Several studies have shown, as aerobic power increases, there is a concurrent decrease in strength, as expressed at high speeds (power). A study in Japan showed, the more your VO2 max improves, the more you vertical jump power decreases. Aerobic work is also associated with the increase in the hormone cortisol. This is one of the body's' most catabolic hormones. Thus if you are trying to build muscle mass you want to stay away from the catabolic effects of aerobic work.
At the University of Massachusetts we train our athletes through anaerobic training with interval training, speed endurance training, hill training, speed training, as well as with agility and plyometric training.
SPEED ENDURANCE--This system prepares the athlete intense efforts increasing the ability to endure the lack of oxygen. Distances range from 150-500 meters at times up to 90 % of the athletes maximum, repetitions of 4-8, recovery 5-6 min. (complete recovery)
INTERVAL SYSTEM--- Distances run are fixed or variable. Interval training increases anaerobic capacity and also increases aerobic endurance. Distances vary between 100-400 meters range at 75 % effort. Recovery ranges from periods of 45 sec. to 3 min. Beginners will start with a longer recovery rate and gradually increase the repetitions and reduce set times and rest times. Pulse rate should not exceed 180 bpm at the end of an interval and the next interval should not be started until the pulse rate has fallen below 140 bpm or preferably 120 bpm.
HILL TRAINING--The principal aim of hill training is to achieve greater muscular power and reinforce proper running mechanics. Hills are cycled weekly or bi-weekly.
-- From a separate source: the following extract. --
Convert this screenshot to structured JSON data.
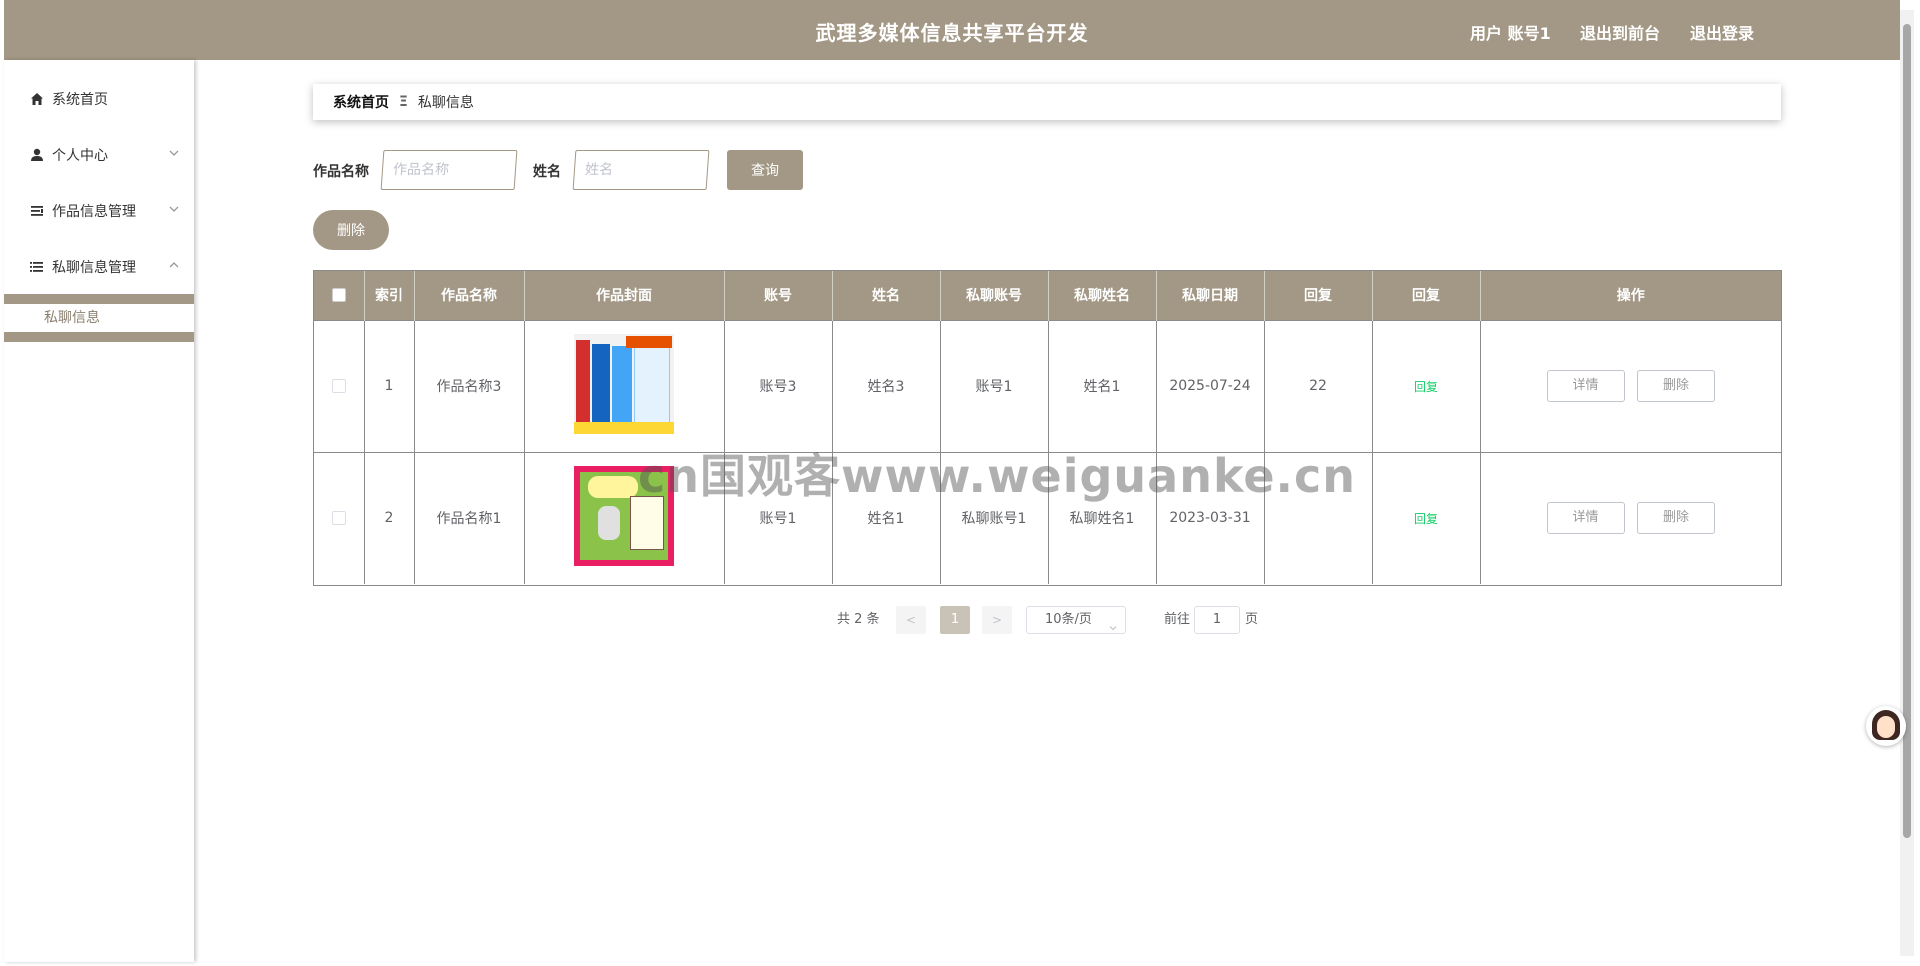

SPEED TRAINING--Full speed-very high rate of stride frequency (speed of muscular contraction). Distances range from 20-60 meters; repetitions are from 10-15 preferably gradually increasing in distances run-- Rest intervals should be from 3-5 mins.